What the exercise asks> Whenever a line carries the word "produto", pull it out of the entries.

+ + +

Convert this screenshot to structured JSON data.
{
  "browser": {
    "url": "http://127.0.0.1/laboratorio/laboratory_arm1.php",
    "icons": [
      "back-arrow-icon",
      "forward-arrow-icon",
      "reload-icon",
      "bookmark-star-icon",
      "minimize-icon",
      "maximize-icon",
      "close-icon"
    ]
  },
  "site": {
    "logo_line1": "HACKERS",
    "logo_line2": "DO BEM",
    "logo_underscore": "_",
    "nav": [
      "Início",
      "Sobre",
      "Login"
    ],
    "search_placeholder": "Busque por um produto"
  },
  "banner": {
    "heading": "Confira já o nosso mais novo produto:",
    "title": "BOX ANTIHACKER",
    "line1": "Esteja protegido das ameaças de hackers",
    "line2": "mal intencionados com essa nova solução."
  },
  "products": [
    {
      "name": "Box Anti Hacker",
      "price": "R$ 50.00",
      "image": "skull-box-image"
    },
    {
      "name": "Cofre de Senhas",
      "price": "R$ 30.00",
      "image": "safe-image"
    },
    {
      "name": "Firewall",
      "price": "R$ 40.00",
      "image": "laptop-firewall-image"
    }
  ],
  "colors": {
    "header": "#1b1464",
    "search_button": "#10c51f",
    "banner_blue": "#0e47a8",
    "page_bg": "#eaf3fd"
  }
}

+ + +

Written answer>
    "search_placeholder": "Busque por um produto"
    "heading": "Confira já o nosso mais novo produto:",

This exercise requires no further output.